It's a book.
We're so fond of thinking that every generation ushers in a medium that is the ultimate equivalent of a genuine killer-app.
We know it's never true, but oh how we bluster and argue and froth at the mouth about, alternatively, the end or beginning of civilization as we know it.
I'm even beginning to think that Marshall McLuhan was nothing more than a light-weight popularizer, with only fleeting, and ultimately trite, message of his own.
Long before our time, long before the interwebs, information, the management of it, how to cope with it, how to cheat, was developed as an art form in itself.
"While the extreme availability of information today should presumably have highlighted its relative paucity in earlier periods, historians--most notably Ann Blair--have in fact extended the concept of "information overload" all the way back to the sixteenth century, arguing that while we now associate the phenomenon with the internet, the printing press had a comparable effect. Until its invention, most literate people had access to relatively little written material. They could manage to read literally everything they could get their hands on.

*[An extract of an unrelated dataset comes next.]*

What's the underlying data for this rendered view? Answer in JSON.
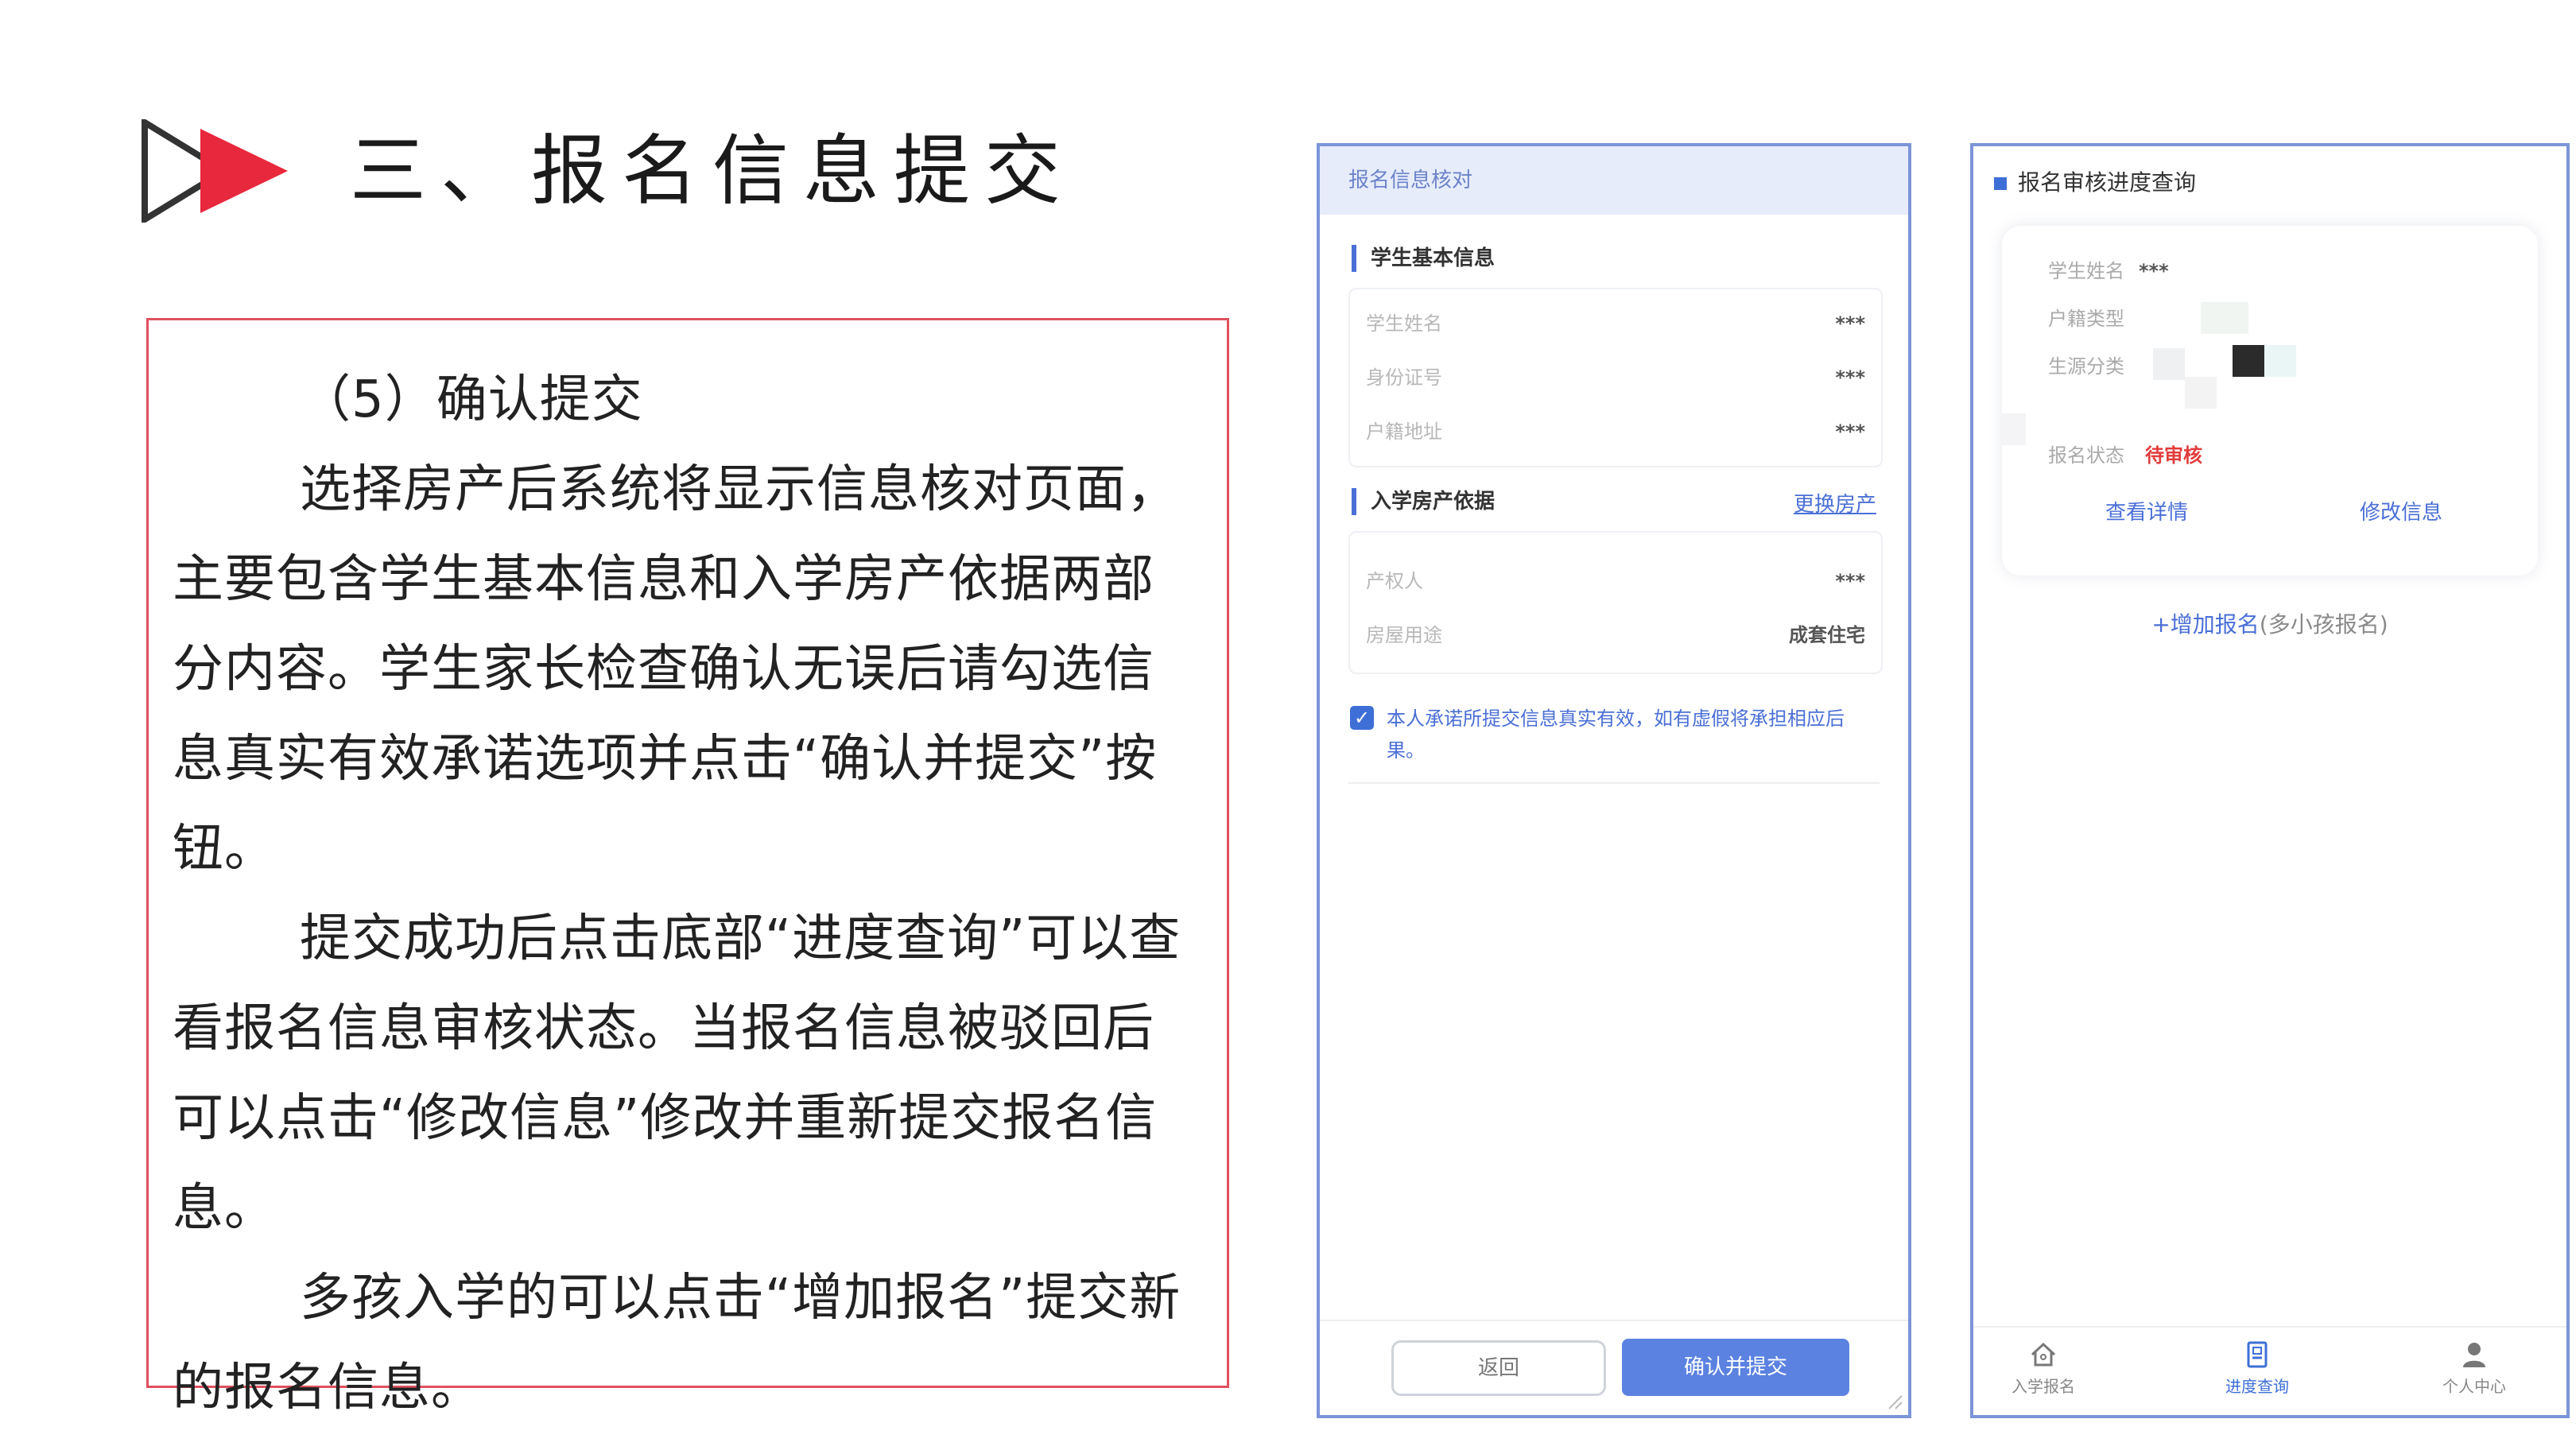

After Gutenberg, however, books multiplied rapidly, and soon many libraries became too large for their owners to read more than a small percentage of the texts. It became necessary to devise strategies for dealing with the excess. Scholars invented systems of note-taking, methods of summarizing and skimming, and principles of triage. As Francis Bacon famously remarked: "Some books are to be tasted, others to be swallowed, and some few to be chewed and digested: that is, some books are to be read only in parts; others to be read, but not curiously; and some few to be read wholly, with diligence and attention." That is, among other things, a comment about coping.
We cope in the same way; and anyone who identifies Wikipedia with the end of civilization should be reassured to learn that early modern Europeans already possessed an impressive arsenal of intellectual crutches and shortcuts, some of them quite dubious. By the seventeenth century there already existed a large genre of reference works, compendia, and reading guides, so as to lead the uninitiated through the increasingly dense thickets of learning, sometimes at breakneck speed. Some readers made use of little else, with classical compendia particularly prized for the quick simulacra of learning that they provided.
As Jonathan Swift advised young critics, "Get scraps of Horace from your friends, / And have them at your fingers' ends."
More serious scholars put together their own guides and reference works. Ann Blair has shown that many of the greatest Renaissance thinkers had no compunction about attacking their books with scissors, cutting and pasting what they considered the crucial passages into commonplace books or card files for easy reference. By illuminating all these systems, methods, and reference works, Blair and her fellow scholars are giving us a new vision of Renaissance learning, grounded not simply in our own reading of the texts, but in an attempt to grasp what people at the time actually knew, and how they knew it."
A snippet here, a snippet there. Skim the surface of most things, save time for deeper enjoyment of the reading that truly entices. Sounds much like surfing the interwebs and even blogging, in the privacy of one's home. We're not doing anything original, not grappling with matters foreign to humans throughout the ages.
Perhaps the difference is that, where once the assemblage and structure of information was a worthy pursuit, and a political imperative, now we dissemble.